Only lines with the word "situation" belong in the answer; copy them from the records below.

_ _ _ _ _ _ _

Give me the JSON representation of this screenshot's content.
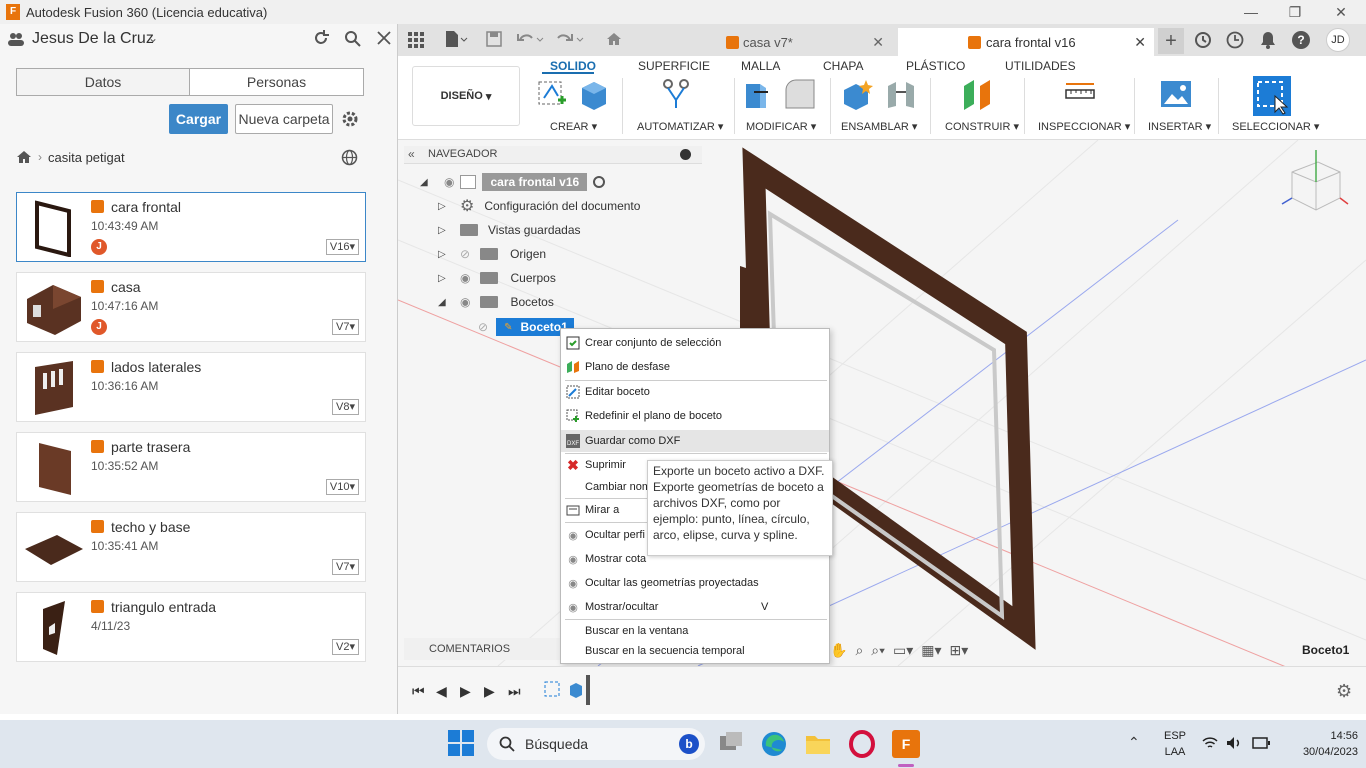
{
  "window": {
    "title": "Autodesk Fusion 360 (Licencia educativa)",
    "controls": [
      "—",
      "❐",
      "✕"
    ]
  },
  "left": {
    "user_name": "Jesus De la Cruz",
    "segments": [
      "Datos",
      "Personas"
    ],
    "upload_label": "Cargar",
    "new_folder_label": "Nueva carpeta",
    "breadcrumb": "casita petigat",
    "files": [
      {
        "name": "cara frontal",
        "time": "10:43:49 AM",
        "version": "V16",
        "avatar": "J"
      },
      {
        "name": "casa",
        "time": "10:47:16 AM",
        "version": "V7",
        "avatar": "J"
      },
      {
        "name": "lados laterales",
        "time": "10:36:16 AM",
        "version": "V8",
        "avatar": ""
      },
      {
        "name": "parte trasera",
        "time": "10:35:52 AM",
        "version": "V10",
        "avatar": ""
      },
      {
        "name": "techo y base",
        "time": "10:35:41 AM",
        "version": "V7",
        "avatar": ""
      },
      {
        "name": "triangulo entrada",
        "time": "4/11/23",
        "version": "V2",
        "avatar": ""
      }
    ]
  },
  "tabs": [
    {
      "label": "casa v7*"
    },
    {
      "label": "cara frontal v16"
    }
  ],
  "ribbon": {
    "mode": "DISEÑO",
    "tabs": [
      "SOLIDO",
      "SUPERFICIE",
      "MALLA",
      "CHAPA",
      "PLÁSTICO",
      "UTILIDADES"
    ],
    "groups": [
      "CREAR",
      "AUTOMATIZAR",
      "MODIFICAR",
      "ENSAMBLAR",
      "CONSTRUIR",
      "INSPECCIONAR",
      "INSERTAR",
      "SELECCIONAR"
    ]
  },
  "navigator": {
    "title": "NAVEGADOR",
    "root": "cara frontal v16",
    "items": [
      "Configuración del documento",
      "Vistas guardadas",
      "Origen",
      "Cuerpos",
      "Bocetos"
    ],
    "selected": "Boceto1"
  },
  "context_menu": {
    "items": [
      "Crear conjunto de selección",
      "Plano de desfase",
      "Editar boceto",
      "Redefinir el plano de boceto",
      "Guardar como DXF",
      "Suprimir",
      "Cambiar nom",
      "Mirar a",
      "Ocultar perfi",
      "Mostrar cota",
      "Ocultar las geometrías proyectadas",
      "Mostrar/ocultar",
      "Buscar en la ventana",
      "Buscar en la secuencia temporal"
    ],
    "shortcut_show_hide": "V"
  },
  "tooltip": "Exporte un boceto activo a DXF. Exporte geometrías de boceto a archivos DXF, como por ejemplo: punto, línea, círculo, arco, elipse, curva y spline.",
  "bottom": {
    "comments": "COMENTARIOS",
    "active_sketch": "Boceto1"
  },
  "taskbar": {
    "search": "Búsqueda",
    "lang": "ESP",
    "layout": "LAA",
    "time": "14:56",
    "date": "30/04/2023"
  },
  "colors": {
    "accent": "#3c87c8",
    "fusion_orange": "#e8740c",
    "wood": "#4a2a1c",
    "selection_blue": "#1c7cd6"
  }
}
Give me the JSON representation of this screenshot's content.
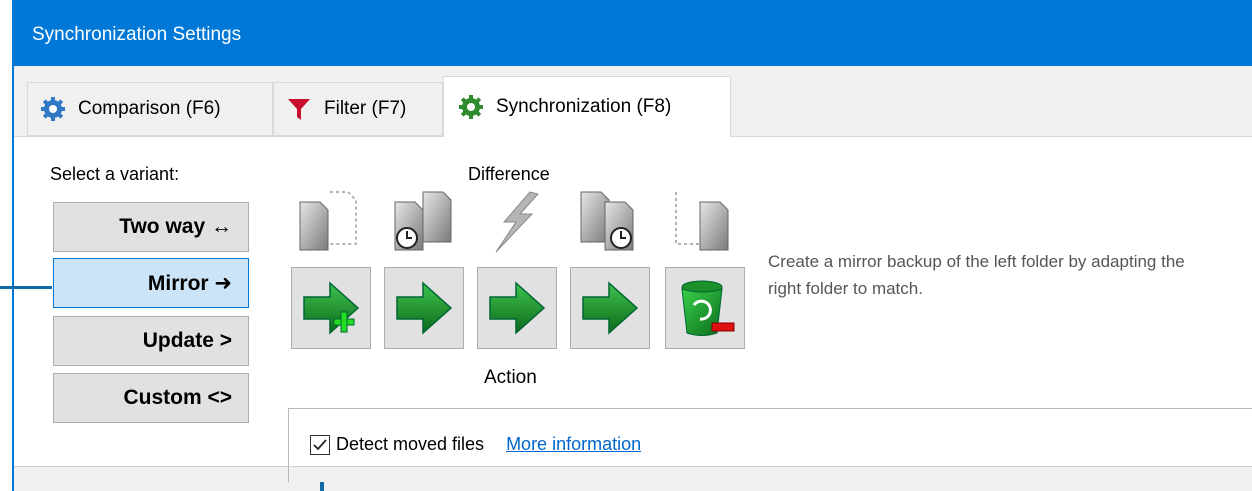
{
  "window": {
    "title": "Synchronization Settings"
  },
  "tabs": [
    {
      "label": "Comparison (F6)",
      "icon": "gear-icon"
    },
    {
      "label": "Filter (F7)",
      "icon": "funnel-icon"
    },
    {
      "label": "Synchronization (F8)",
      "icon": "gear-icon",
      "active": true
    }
  ],
  "variants": {
    "label": "Select a variant:",
    "items": [
      "Two way ↔",
      "Mirror ➜",
      "Update >",
      "Custom <>"
    ],
    "selected": "Mirror ➜"
  },
  "matrix": {
    "difference_label": "Difference",
    "action_label": "Action",
    "categories": [
      "left-only-file-icon",
      "left-newer-file-icon",
      "conflict-icon",
      "right-newer-file-icon",
      "right-only-file-icon"
    ],
    "actions": [
      "create-right-icon",
      "overwrite-right-icon",
      "overwrite-right-icon",
      "overwrite-right-icon",
      "delete-right-icon"
    ]
  },
  "description": "Create a mirror backup of the left folder by adapting the right folder to match.",
  "detect_moved": {
    "label": "Detect moved files",
    "checked": true,
    "link": "More information"
  },
  "colors": {
    "accent": "#0078d7",
    "arrow_green": "#1c8a2e",
    "selection": "#cce4f7"
  }
}
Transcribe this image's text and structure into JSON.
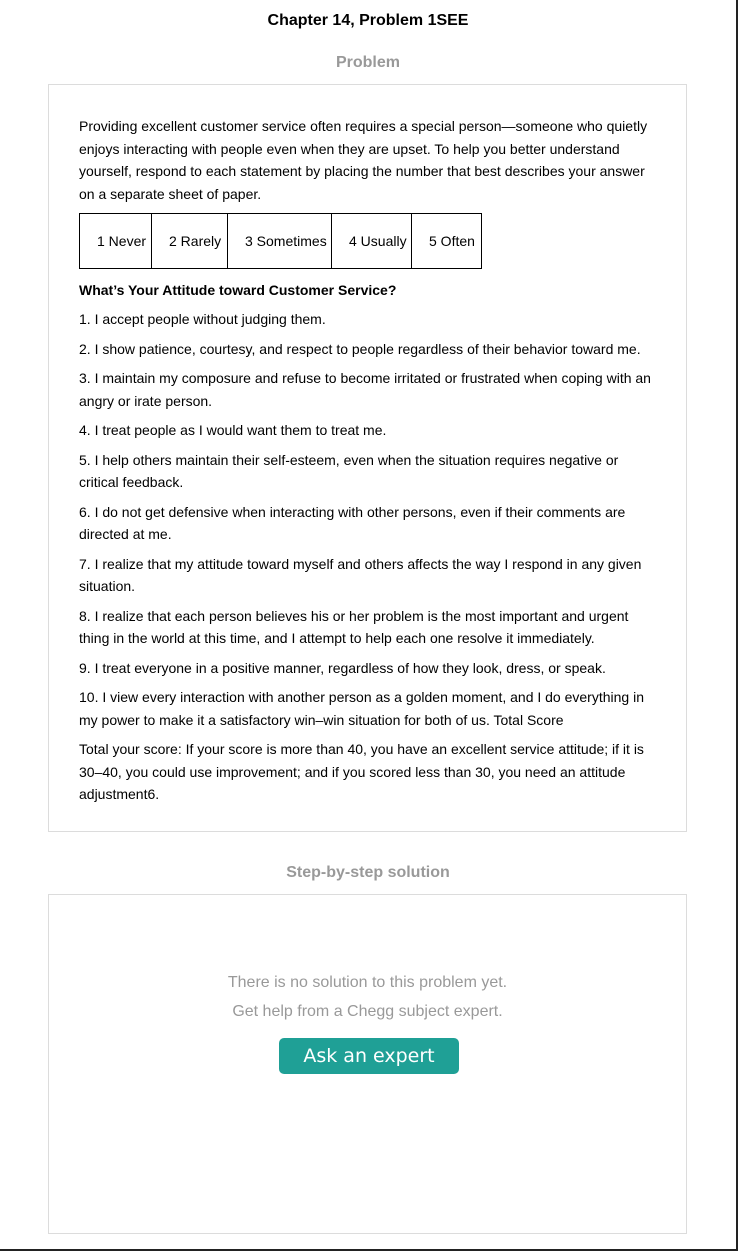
{
  "header": {
    "title": "Chapter 14, Problem 1SEE"
  },
  "problem": {
    "section_label": "Problem",
    "intro": "Providing excellent customer service often requires a special person—someone who quietly enjoys interacting with people even when they are upset. To help you better understand yourself, respond to each statement by placing the number that best describes your answer on a separate sheet of paper.",
    "scale": [
      "1 Never",
      "2 Rarely",
      "3 Sometimes",
      "4 Usually",
      "5 Often"
    ],
    "heading": "What’s Your Attitude toward Customer Service?",
    "items": [
      "1. I accept people without judging them.",
      "2. I show patience, courtesy, and respect to people regardless of their behavior toward me.",
      "3. I maintain my composure and refuse to become irritated or frustrated when coping with an angry or irate person.",
      "4. I treat people as I would want them to treat me.",
      "5. I help others maintain their self-esteem, even when the situation requires negative or critical feedback.",
      "6. I do not get defensive when interacting with other persons, even if their comments are directed at me.",
      "7. I realize that my attitude toward myself and others affects the way I respond in any given situation.",
      "8. I realize that each person believes his or her problem is the most important and urgent thing in the world at this time, and I attempt to help each one resolve it immediately.",
      "9. I treat everyone in a positive manner, regardless of how they look, dress, or speak.",
      "10. I view every interaction with another person as a golden moment, and I do everything in my power to make it a satisfactory win–win situation for both of us. Total Score"
    ],
    "total": "Total your score: If your score is more than 40, you have an excellent service attitude; if it is 30–40, you could use improvement; and if you scored less than 30, you need an attitude adjustment6."
  },
  "solution": {
    "section_label": "Step-by-step solution",
    "no_solution_line1": "There is no solution to this problem yet.",
    "no_solution_line2": "Get help from a Chegg subject expert.",
    "ask_button": "Ask an expert",
    "accent_color": "#1fa096"
  }
}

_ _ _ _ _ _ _

ANSWER FOR THE TASK:
      "5. I help others maintain their self-esteem, even when the situation requires negative or critical feedback.",
      "7. I realize that my attitude toward myself and others affects the way I respond in any given situation.",
      "10. I view every interaction with another person as a golden moment, and I do everything in my power to make it a satisfactory win–win situation for both of us. Total Score"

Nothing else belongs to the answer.